Miss Taylor gives a fine performance, lilting in youth and sturdy in age, suggesting the latter much better through her own acting ability than through the overdone makeup. Rock Hudson is powerful in perhaps the best portrayal of his career, a real acting job that gets under the skin of the character and gives substance to the most important single role in the picture.
Carroll Baker is very good as their daughter and manifests a real screen personality that will be interesting to see in a part that is less overwhelmed by so vast a canvas. Jane Withers is splendid in a character role and Chill Wills gives his customary warmth and understanding to a key part. Mercedes McCambridge is incisive and Sal Mineo touching in his brief scenes. Dennis Hopper and Elsa Cardenas are fine as the son and daughter-in-law of the two principals, young Hopper especially showing considerable power in scenes where he must dominate his seniors. Judith Evelyn, Paul Fix, Fran Bennett and Earl Holliman are others in the huge cast who give particularly vivid portrayals.
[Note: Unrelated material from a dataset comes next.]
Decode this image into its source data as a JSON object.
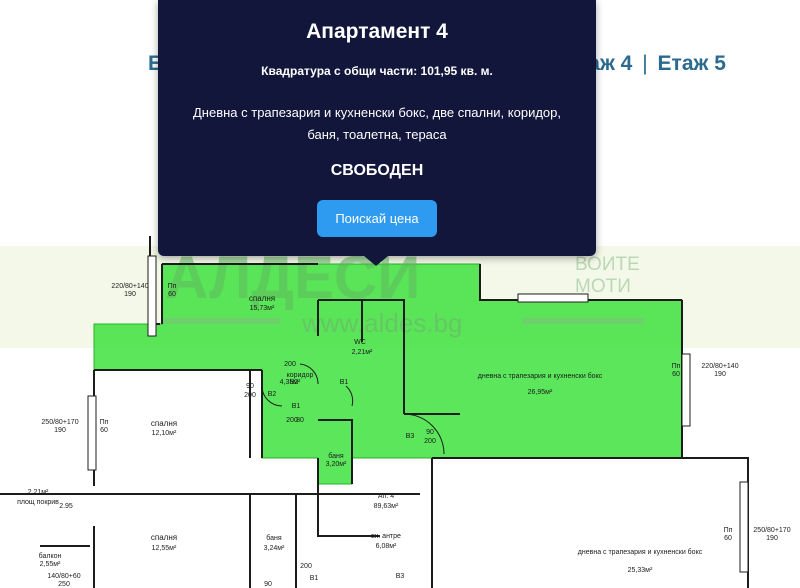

As for James Dean, there is no doubt that his death has added poignancy to his every appearance. But there is nothing macabre about it, he is too vital; it is easy to see why the fact of his passing is so hard to accept by so many. Stevens had directed him beautifully, taking full advantage of Dean's unusual ability to act with his whole body as much as with his voice or face. A single scene, where Dean paces out the first land he has ever owned, is unforgettable. Shot from below, with only Dean's expressive silhouette seen against the sky, it has rhythm and beauty and says more than a thousand words could.
Dual Credit for Fred Guiol
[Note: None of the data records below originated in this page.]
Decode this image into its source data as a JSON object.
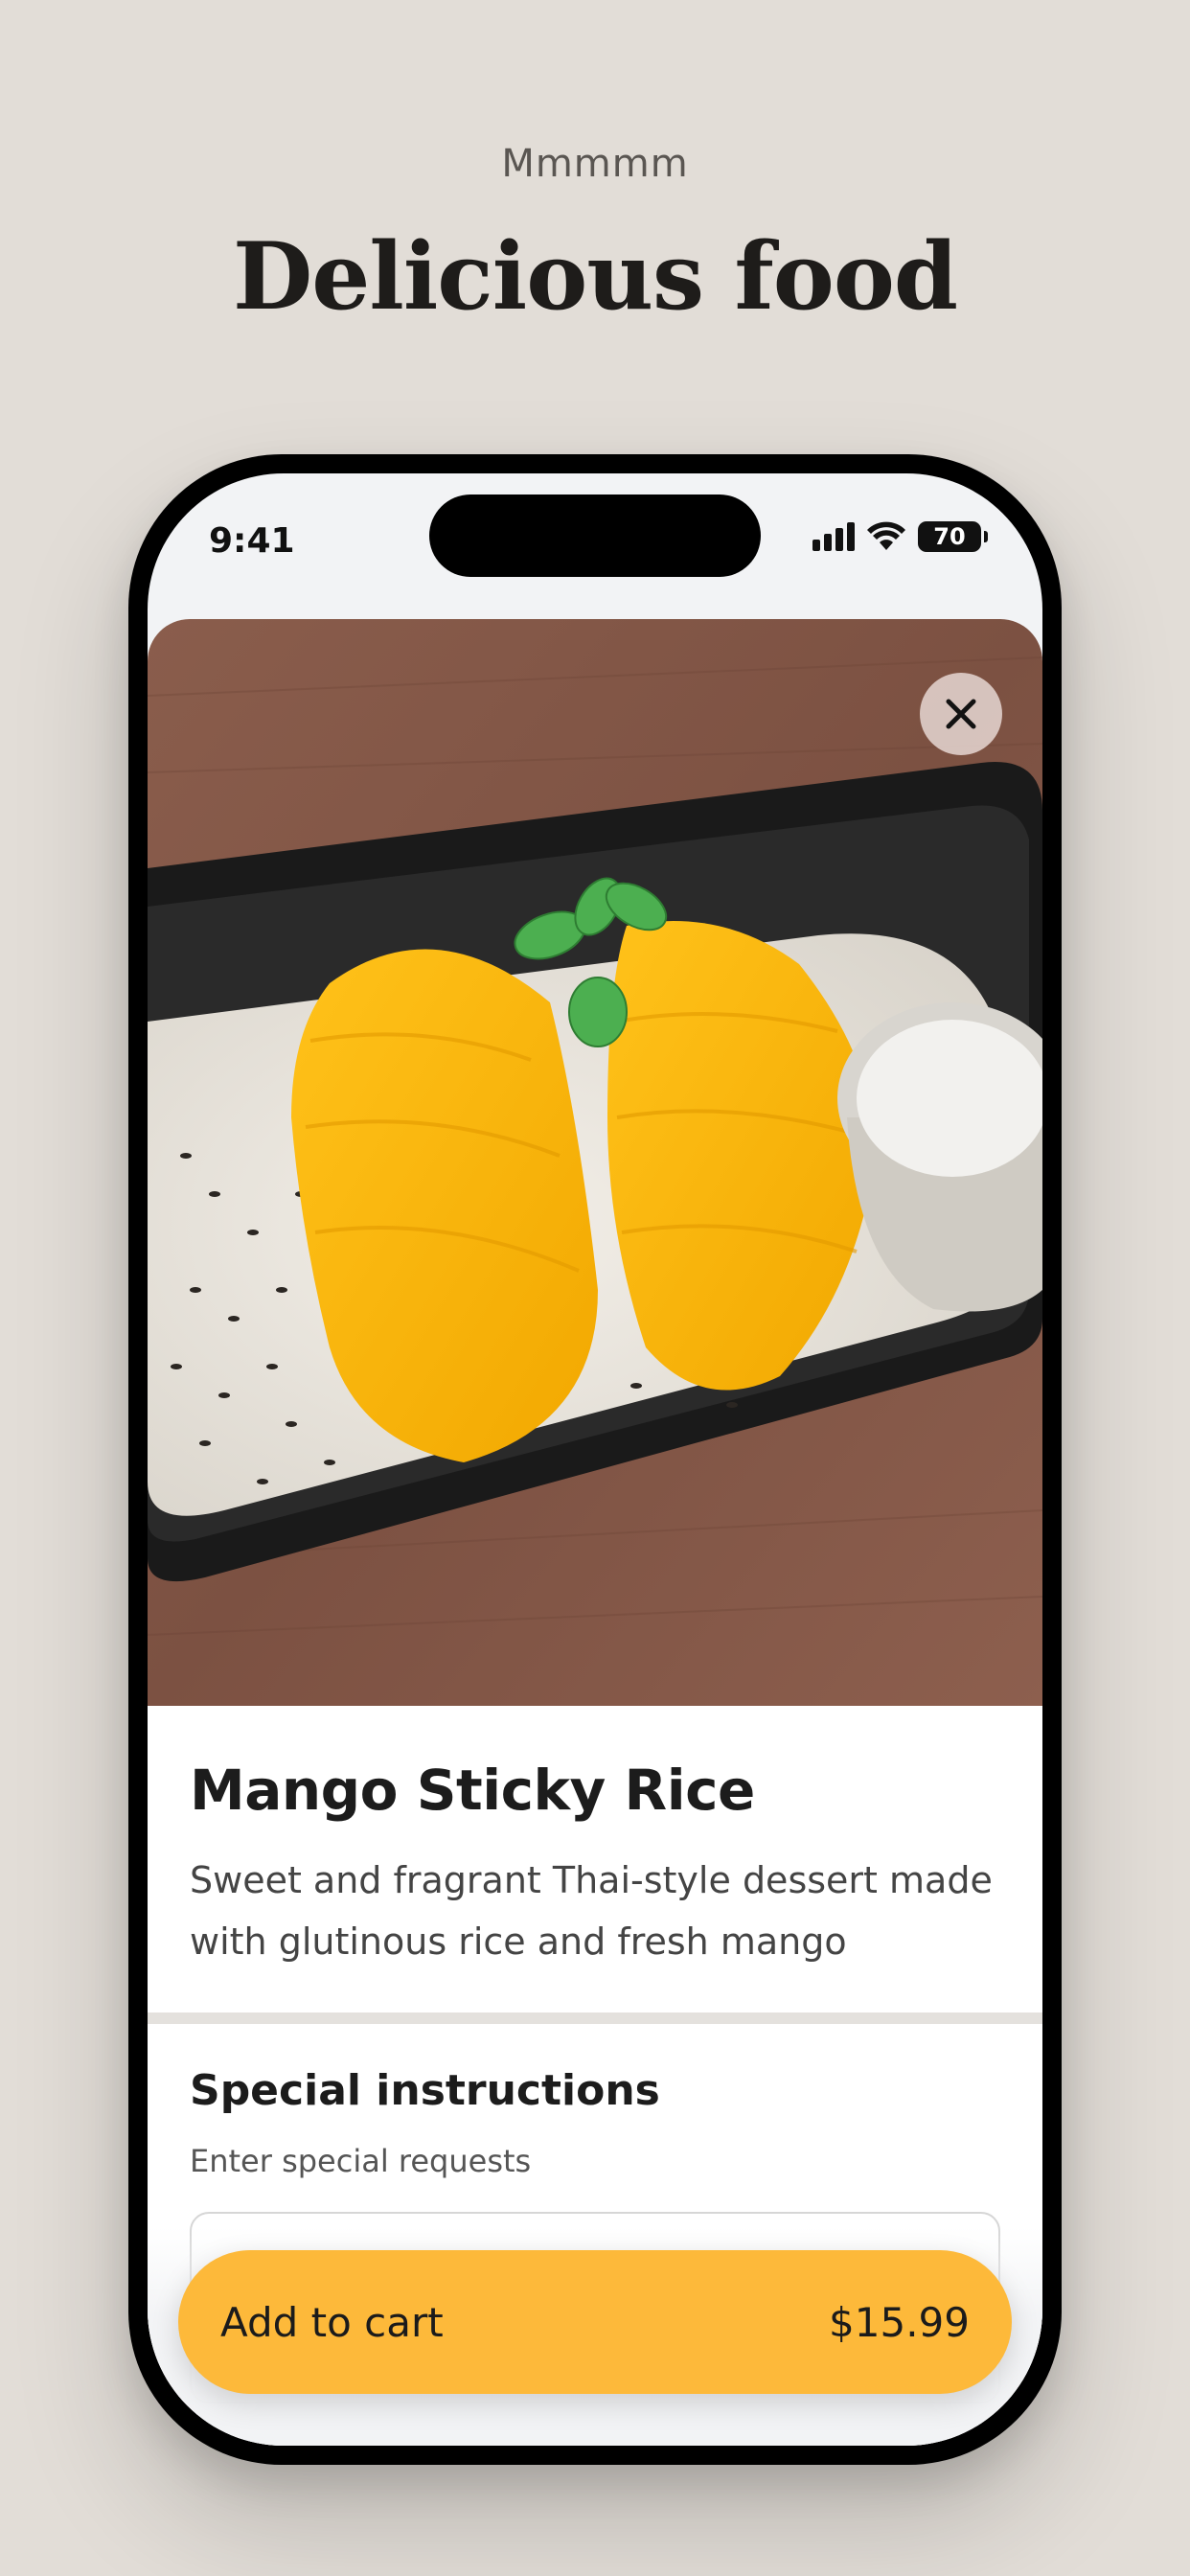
{
  "header": {
    "eyebrow": "Mmmmm",
    "headline": "Delicious food"
  },
  "status_bar": {
    "time": "9:41",
    "battery": "70",
    "icons": [
      "signal-icon",
      "wifi-icon",
      "battery-icon"
    ]
  },
  "item": {
    "image_icon": "mango-sticky-rice-photo",
    "title": "Mango Sticky Rice",
    "description": "Sweet and fragrant Thai-style dessert made with glutinous rice and fresh mango"
  },
  "instructions": {
    "title": "Special instructions",
    "subtitle": "Enter special requests",
    "value": ""
  },
  "cart": {
    "label": "Add to cart",
    "price": "$15.99"
  },
  "colors": {
    "background": "#e2ddd7",
    "accent": "#fdb93a",
    "text": "#1c1c1c"
  }
}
Fred Guiol served as second unit director as well as getting half the screenplay credit and in such a capacity it is difficult to assess credit. William C. Mellor was director of photography with Edwin DuPar as second unit man, and together they have done a great job. Stevens chose to present this story in the old aspect ratio, 1.66. The eye has become so accustomed to the broader screen that the projection seems unusually tall and thus has many advantages for what Stevens wanted to do.
Dimitri Tiomkin has contributed one of his most imaginative and helpful scores, gay, melodic, stirring and ironic by turns. It has depth and it has wit, two important and seldom-realized values. Boris Leven as production designer has done a masterful job, especially in the great Victorian mansion on the Texas plains and its interiors, which change in decor with the human character changes. Marjorie Best's costumes, and those for Miss Taylor by Moss Mabry, are good. Ralph Hurst as set decorator and sound by Earl Crain, Sr., are good contributions, and editing by William Hornbeck, with associates Fred Bohanan and Phil Anderson, also is good. — James Powers, originally published Oct. 10, 1956.